Benton, the bill’s sponsor and a former veteran, reportedly filed the legislation in response to that situation. Benton told TheCenterSqaure.com, “The public official who made this sad choice – to disrespect our nation’s flag and everything it stands for – may be disappointed in the outcome of a certain criminal trial, but that is no excuse.”

According to US Code, it’s inappropriate to fly the American flag with the union down, except “as a signal of dire distress in instances of extreme danger to life or property.” That said, there is no national law that strictly prohibits this.

HB 5860 also comes with an exception for displaying a flag upside down in times of extreme danger or distress.

A separate, but closely related bill (HB 5861) would amend Illinois’ Flag Display Act to fine government officials up to $25,000 for flying an American flag upside down on public property. The current penalty for a violation is anywhere from $1-15.
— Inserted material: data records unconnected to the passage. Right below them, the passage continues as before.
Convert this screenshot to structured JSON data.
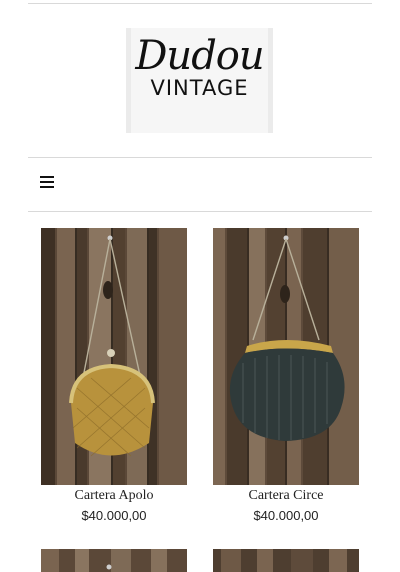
{
  "header": {
    "logo_script": "Dudou",
    "logo_sub": "VINTAGE",
    "menu_icon": "hamburger-menu-icon"
  },
  "products": [
    {
      "name": "Cartera Apolo",
      "price": "$40.000,00",
      "image": "gold-beaded-purse-photo"
    },
    {
      "name": "Cartera Circe",
      "price": "$40.000,00",
      "image": "dark-beaded-purse-photo"
    }
  ],
  "colors": {
    "wood_dark": "#4a3a2c",
    "wood_light": "#8a7560",
    "gold_bag": "#b8923c",
    "dark_bag": "#2f3a3a",
    "divider": "#d9d9d9"
  }
}
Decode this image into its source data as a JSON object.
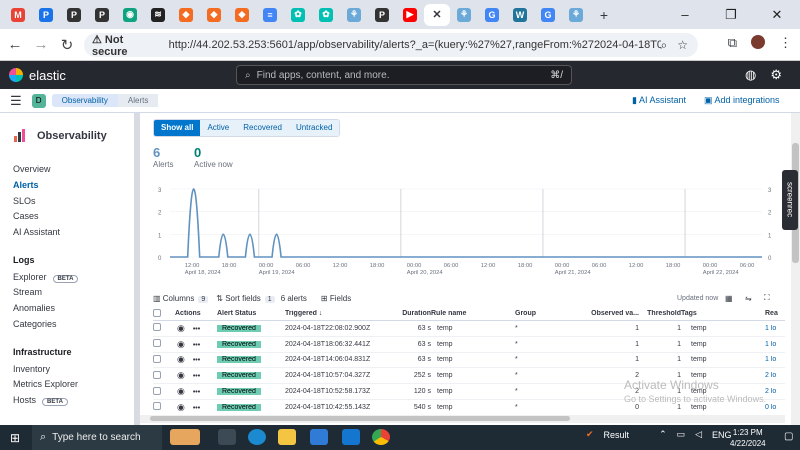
{
  "browser": {
    "window_controls": [
      "–",
      "❐",
      "✕"
    ],
    "back": "←",
    "forward": "→",
    "reload": "↻",
    "security_label": "Not secure",
    "url": "http://44.202.53.253:5601/app/observability/alerts?_a=(kuery:%27%27,rangeFrom:%272024-04-18T07:29:13.770Z...",
    "tabs": [
      {
        "letter": "M",
        "color": "#ea4335"
      },
      {
        "letter": "P",
        "color": "#1a73e8"
      },
      {
        "letter": "P",
        "color": "#333333"
      },
      {
        "letter": "P",
        "color": "#333333"
      },
      {
        "letter": "◉",
        "color": "#10a37f"
      },
      {
        "letter": "≋",
        "color": "#222222"
      },
      {
        "letter": "◆",
        "color": "#f36c21"
      },
      {
        "letter": "◆",
        "color": "#f36c21"
      },
      {
        "letter": "◆",
        "color": "#f36c21"
      },
      {
        "letter": "≡",
        "color": "#4285f4"
      },
      {
        "letter": "✿",
        "color": "#00bfb3"
      },
      {
        "letter": "✿",
        "color": "#00bfb3"
      },
      {
        "letter": "⚘",
        "color": "#6aa9d8"
      },
      {
        "letter": "P",
        "color": "#333333"
      },
      {
        "letter": "▶",
        "color": "#ff0000"
      }
    ],
    "tabs_after": [
      {
        "letter": "⚘",
        "color": "#6aa9d8"
      },
      {
        "letter": "G",
        "color": "#4285f4"
      },
      {
        "letter": "W",
        "color": "#21759b"
      },
      {
        "letter": "G",
        "color": "#4285f4"
      },
      {
        "letter": "⚘",
        "color": "#6aa9d8"
      }
    ],
    "new_tab": "+"
  },
  "elastic": {
    "brand": "elastic",
    "search_placeholder": "Find apps, content, and more.",
    "kbd": "⌘/"
  },
  "breadcrumb": {
    "space": "D",
    "items": [
      "Observability",
      "Alerts"
    ],
    "ai_assistant": "AI Assistant",
    "add_integrations": "Add integrations"
  },
  "sidebar": {
    "title": "Observability",
    "items": [
      "Overview",
      "Alerts",
      "SLOs",
      "Cases",
      "AI Assistant"
    ],
    "logs_title": "Logs",
    "logs": [
      "Explorer",
      "Stream",
      "Anomalies",
      "Categories"
    ],
    "infra_title": "Infrastructure",
    "infra": [
      "Inventory",
      "Metrics Explorer",
      "Hosts"
    ],
    "beta": "BETA"
  },
  "filters": [
    "Show all",
    "Active",
    "Recovered",
    "Untracked"
  ],
  "stats": {
    "alerts_value": "6",
    "alerts_label": "Alerts",
    "active_value": "0",
    "active_label": "Active now"
  },
  "chart_data": {
    "type": "area",
    "y_ticks_left": [
      "3",
      "2",
      "1",
      "0"
    ],
    "y_ticks_right": [
      "3",
      "2",
      "1",
      "0"
    ],
    "x_ticks": [
      {
        "t": "12:00",
        "d": "April 18, 2024"
      },
      {
        "t": "18:00",
        "d": ""
      },
      {
        "t": "00:00",
        "d": "April 19, 2024"
      },
      {
        "t": "06:00",
        "d": ""
      },
      {
        "t": "12:00",
        "d": ""
      },
      {
        "t": "18:00",
        "d": ""
      },
      {
        "t": "00:00",
        "d": "April 20, 2024"
      },
      {
        "t": "06:00",
        "d": ""
      },
      {
        "t": "12:00",
        "d": ""
      },
      {
        "t": "18:00",
        "d": ""
      },
      {
        "t": "00:00",
        "d": "April 21, 2024"
      },
      {
        "t": "06:00",
        "d": ""
      },
      {
        "t": "12:00",
        "d": ""
      },
      {
        "t": "18:00",
        "d": ""
      },
      {
        "t": "00:00",
        "d": "April 22, 2024"
      },
      {
        "t": "06:00",
        "d": ""
      }
    ],
    "ylim": [
      0,
      3
    ],
    "peaks": [
      {
        "x": 0.04,
        "y": 3
      },
      {
        "x": 0.09,
        "y": 1
      },
      {
        "x": 0.135,
        "y": 1
      },
      {
        "x": 0.18,
        "y": 1
      }
    ],
    "color": "#6092c0"
  },
  "toolbar": {
    "columns": "Columns",
    "columns_count": "9",
    "sort": "Sort fields",
    "sort_count": "1",
    "alerts_count": "6 alerts",
    "fields": "Fields",
    "updated": "Updated now"
  },
  "table": {
    "headers": [
      "Actions",
      "Alert Status",
      "Triggered ↓",
      "Duration",
      "Rule name",
      "Group",
      "Observed va...",
      "Threshold",
      "Tags",
      "Rea"
    ],
    "rows": [
      {
        "status": "Recovered",
        "triggered": "2024-04-18T22:08:02.900Z",
        "duration": "63 s",
        "rule": "temp",
        "group": "*",
        "observed": "1",
        "threshold": "1",
        "tags": "temp",
        "reason": "1 lo"
      },
      {
        "status": "Recovered",
        "triggered": "2024-04-18T18:06:32.441Z",
        "duration": "63 s",
        "rule": "temp",
        "group": "*",
        "observed": "1",
        "threshold": "1",
        "tags": "temp",
        "reason": "1 lo"
      },
      {
        "status": "Recovered",
        "triggered": "2024-04-18T14:06:04.831Z",
        "duration": "63 s",
        "rule": "temp",
        "group": "*",
        "observed": "1",
        "threshold": "1",
        "tags": "temp",
        "reason": "1 lo"
      },
      {
        "status": "Recovered",
        "triggered": "2024-04-18T10:57:04.327Z",
        "duration": "252 s",
        "rule": "temp",
        "group": "*",
        "observed": "2",
        "threshold": "1",
        "tags": "temp",
        "reason": "2 lo"
      },
      {
        "status": "Recovered",
        "triggered": "2024-04-18T10:52:58.173Z",
        "duration": "120 s",
        "rule": "temp",
        "group": "*",
        "observed": "2",
        "threshold": "1",
        "tags": "temp",
        "reason": "2 lo"
      },
      {
        "status": "Recovered",
        "triggered": "2024-04-18T10:42:55.143Z",
        "duration": "540 s",
        "rule": "temp",
        "group": "*",
        "observed": "0",
        "threshold": "1",
        "tags": "temp",
        "reason": "0 lo"
      }
    ]
  },
  "overlay": {
    "activate": "Activate Windows",
    "activate_sub": "Go to Settings to activate Windows.",
    "screenrec": "screenrec"
  },
  "taskbar": {
    "search": "Type here to search",
    "result": "Result",
    "lang": "ENG",
    "time": "1:23 PM",
    "date": "4/22/2024"
  }
}
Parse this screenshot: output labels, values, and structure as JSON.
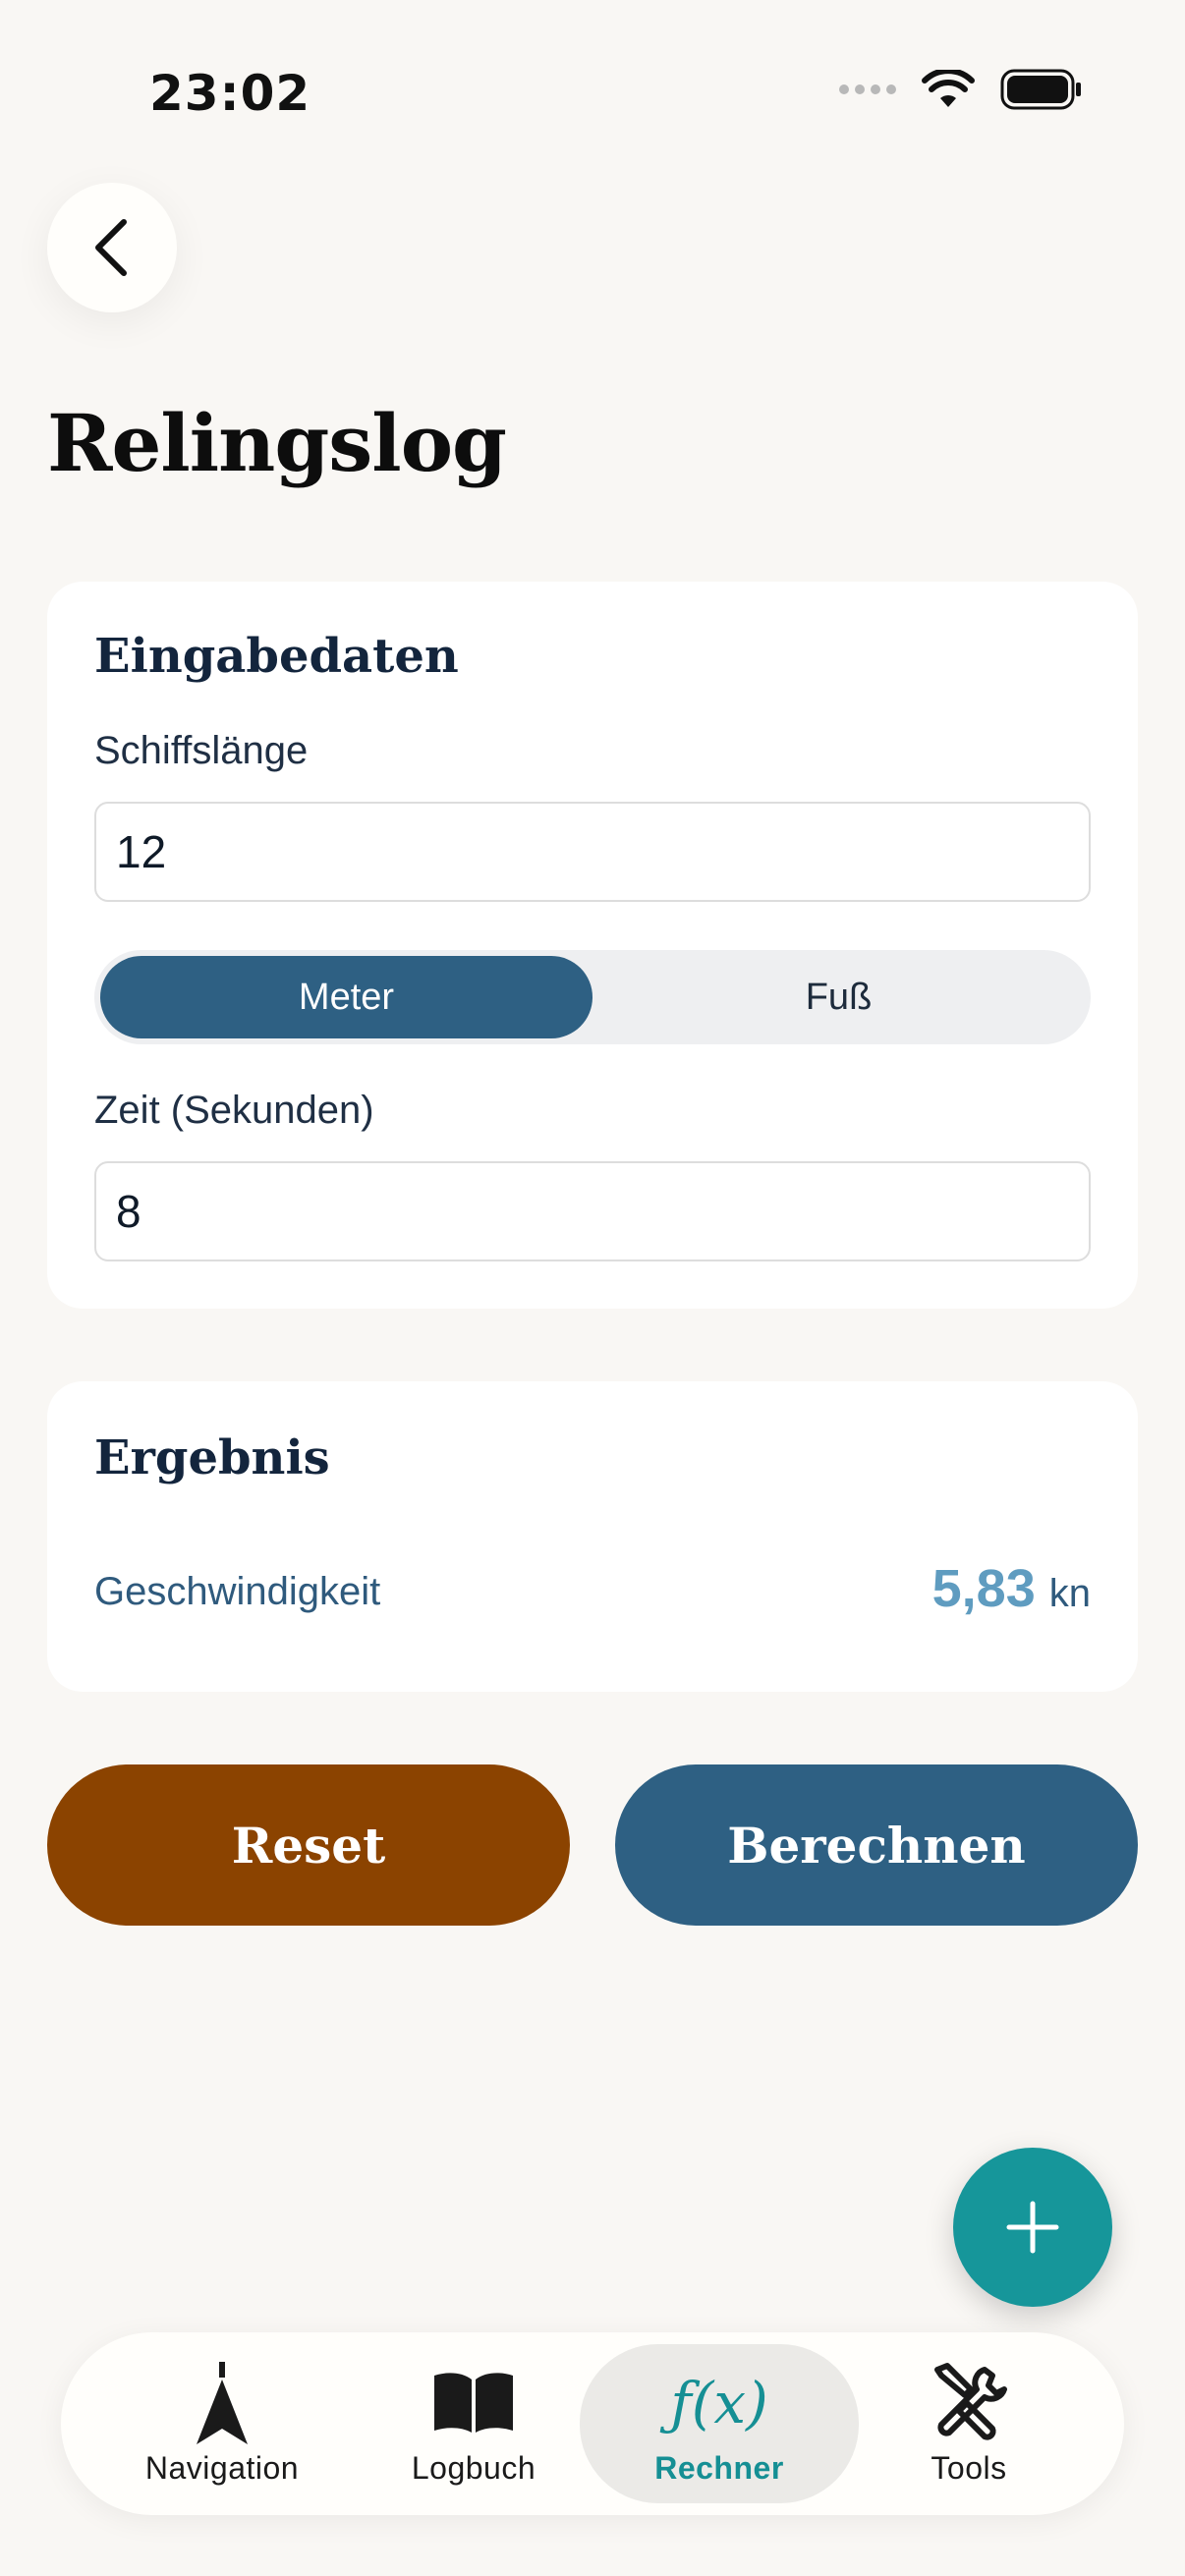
{
  "status_bar": {
    "time": "23:02"
  },
  "header": {
    "title": "Relingslog"
  },
  "input_card": {
    "heading": "Eingabedaten",
    "ship_length_label": "Schiffslänge",
    "ship_length_value": "12",
    "unit_options": [
      "Meter",
      "Fuß"
    ],
    "selected_unit": "Meter",
    "time_label": "Zeit (Sekunden)",
    "time_value": "8"
  },
  "result_card": {
    "heading": "Ergebnis",
    "speed_label": "Geschwindigkeit",
    "speed_value": "5,83",
    "speed_unit": "kn"
  },
  "actions": {
    "reset_label": "Reset",
    "calculate_label": "Berechnen"
  },
  "tabs": [
    {
      "label": "Navigation",
      "icon": "navigation-arrow-icon"
    },
    {
      "label": "Logbuch",
      "icon": "book-icon"
    },
    {
      "label": "Rechner",
      "icon": "fx-icon",
      "glyph": "ƒ(x)"
    },
    {
      "label": "Tools",
      "icon": "tools-icon"
    }
  ],
  "active_tab": "Rechner",
  "colors": {
    "primary": "#2e6083",
    "reset": "#8b4300",
    "accent_teal": "#16969a",
    "result_value": "#5f9cc0",
    "background": "#f9f7f4"
  }
}
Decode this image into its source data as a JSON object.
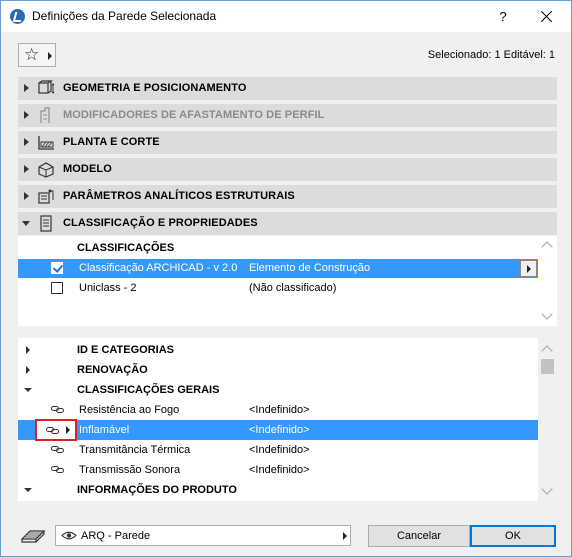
{
  "window": {
    "title": "Definições da Parede Selecionada",
    "help_label": "?"
  },
  "toolbar": {
    "favorites_icon": "star-icon",
    "selected_info": "Selecionado: 1 Editável: 1"
  },
  "panels": [
    {
      "label": "GEOMETRIA E POSICIONAMENTO",
      "icon": "geometry-icon",
      "expanded": false,
      "disabled": false
    },
    {
      "label": "MODIFICADORES DE AFASTAMENTO DE PERFIL",
      "icon": "profile-offset-icon",
      "expanded": false,
      "disabled": true
    },
    {
      "label": "PLANTA E CORTE",
      "icon": "floorplan-section-icon",
      "expanded": false,
      "disabled": false
    },
    {
      "label": "MODELO",
      "icon": "model-icon",
      "expanded": false,
      "disabled": false
    },
    {
      "label": "PARÂMETROS ANALÍTICOS ESTRUTURAIS",
      "icon": "structural-analytics-icon",
      "expanded": false,
      "disabled": false
    },
    {
      "label": "CLASSIFICAÇÃO E PROPRIEDADES",
      "icon": "classification-icon",
      "expanded": true,
      "disabled": false
    }
  ],
  "classifications": {
    "header": "CLASSIFICAÇÕES",
    "rows": [
      {
        "name": "Classificação ARCHICAD - v 2.0",
        "value": "Elemento de Construção",
        "checked": true,
        "selected": true
      },
      {
        "name": "Uniclass - 2",
        "value": "(Não classificado)",
        "checked": false,
        "selected": false
      }
    ]
  },
  "properties": {
    "rows": [
      {
        "kind": "group",
        "label": "ID E CATEGORIAS",
        "expanded": false
      },
      {
        "kind": "group",
        "label": "RENOVAÇÃO",
        "expanded": false
      },
      {
        "kind": "group",
        "label": "CLASSIFICAÇÕES GERAIS",
        "expanded": true
      },
      {
        "kind": "item",
        "label": "Resistência ao Fogo",
        "value": "<Indefinido>",
        "selected": false
      },
      {
        "kind": "item",
        "label": "Inflamável",
        "value": "<Indefinido>",
        "selected": true
      },
      {
        "kind": "item",
        "label": "Transmitância Térmica",
        "value": "<Indefinido>",
        "selected": false
      },
      {
        "kind": "item",
        "label": "Transmissão Sonora",
        "value": "<Indefinido>",
        "selected": false
      },
      {
        "kind": "group",
        "label": "INFORMAÇÕES DO PRODUTO",
        "expanded": true
      }
    ]
  },
  "footer": {
    "view_label": "ARQ - Parede",
    "cancel_label": "Cancelar",
    "ok_label": "OK"
  },
  "colors": {
    "selection": "#3399ff",
    "panel_header": "#dcdcdc",
    "highlight_border": "#e0201f"
  }
}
Neither bill addresses whether a government official or someone else could display an American flag upside down on private property.